But what about government finances?

It is certainly true that our central government has a modest surplus, while the Australian federal government is still in deficit.  But recall that Australia has a federal system, and the state budgets make  up quite a large proportion of overall government spending and revenue.  International agencies tend to focus on “general government” data –   central, state (where relevant) and local government.  Cyclical adjustment also matters.

Here is OECD’s latest estimates of the cyclically-adjusted general government estimates for the two countries.

net-lending-aus-and-nzAlmost indistinguishable not just now, but over most of the last 20 years.  I’m not sure I’m totally convinced, but that is the OECD’s read.  Again, nothing that particularly stands out to the credit of English/Key relative to Australia.

And here is the OECD data on government debt (net liabilities, across all three tiers of government) as a share of GDP.

gen govt net debt.png

New Zealand governments did a great job getting net debt down in the 90s and 00s, but  New Zealand’s net debt is still higher than Australia’s.  Since the last pre-recession year, 2007, Australia’s debt has increased more than New Zealand’s (share of GDP).  That probably is to the credit of Key/English, especially given some of the earthquake fiscal pressures, but on this measure, Australian governments’ net debt is still a bit less than ours was in 2007.

Business leaders also tend to believe –  as I do –  that, within limits, smaller government and lower taxes are conducive to better long-run productivity growth.  Stability in the share of GDP spent by government is also generally thought to matter (reducing uncertainty about future tax rates).

Here is general government spending as a share of GDP.


Not only is Australian government expenditure lower as a share of GDP, but it is more stable.  And the gap between those two lines has not narrowed over the Key/English years; if anything it has widened.

And here is the picture of revenue


There isn’t much of a story about variability –  really big terms of trade fluctuations generate a lot of revenue volatility – but again Australian government revenue (mostly taxes) is consistently materially lower than that in New Zealand.

So I’m still a bit puzzled why the Australian business people and commentators seem so taken with the New Zealand story.
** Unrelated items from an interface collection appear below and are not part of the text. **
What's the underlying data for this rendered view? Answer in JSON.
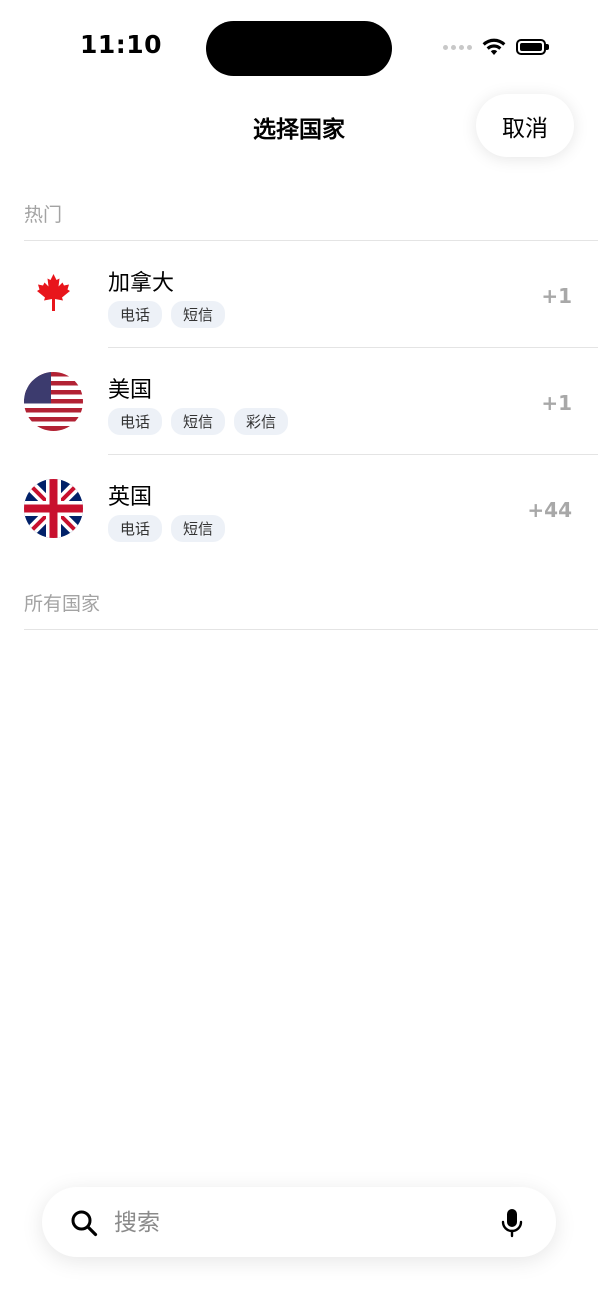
{
  "status_bar": {
    "time": "11:10"
  },
  "header": {
    "title": "选择国家",
    "cancel_label": "取消"
  },
  "sections": {
    "popular_label": "热门",
    "all_label": "所有国家"
  },
  "countries": [
    {
      "name": "加拿大",
      "code": "+1",
      "tags": [
        "电话",
        "短信"
      ],
      "flag": "canada-flag-icon"
    },
    {
      "name": "美国",
      "code": "+1",
      "tags": [
        "电话",
        "短信",
        "彩信"
      ],
      "flag": "usa-flag-icon"
    },
    {
      "name": "英国",
      "code": "+44",
      "tags": [
        "电话",
        "短信"
      ],
      "flag": "uk-flag-icon"
    }
  ],
  "search": {
    "placeholder": "搜索"
  },
  "colors": {
    "section_label": "#a3a3a3",
    "tag_background": "#edf1f7",
    "code_text": "#a8a8a8",
    "divider": "#e4e4e4"
  }
}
There is (almost) nothing there. No serious reforms and (to the extent any disagrees with that assessment) no significant productivity growth. No sign of the gaps closing.   The size of government is bigger here, but then it has been for a long time.  And, more positively, the unemployment is a lot lower here, but again current numbers aren’t out of line with past patterns.

I presume much of it just comes down to two things:

  • whenever elites in any country are discontented with their own governments, it is easy to contrast them with some other group of politicians (whose own record is rarely examined closely) over the water,
  • the National-led government has been able to count (law changes it proposes mostly happen, and the details of the languishing RMA reforms are no doubt lost on opinion formers in Australia).  But then it is great deal easier to “count” here, where typically National needs one or two votes from parties it has longstanding confidence and supply agreements with.  It is just harder in Australia, between the role of the states, a governing bloc that is itself a coalition of the Liberal and National parties (National MPs having no say in who is Liberal leader and PM), and the Senate where it is rare for any party to be able to command a stable majority.

John Key and Bill English might be more successful politicians than Rudd, Gillard, Abbott, and Turnbull: the New Zealanders have won three elections, and the Australians have won only one each, and the first three have then been ousted by their own parties.

Perhaps that sort of political stability/political success has its own appeal in certain circles, but if we are judging political leaders by their fruit, there is still nothing much about the New Zealand economic story that should prompt any envy in the eyes of our trans-Tasman neighbours.  Sadly……still……after decades and decades.

Rugby might be another matter, but then I’m a cricket fan.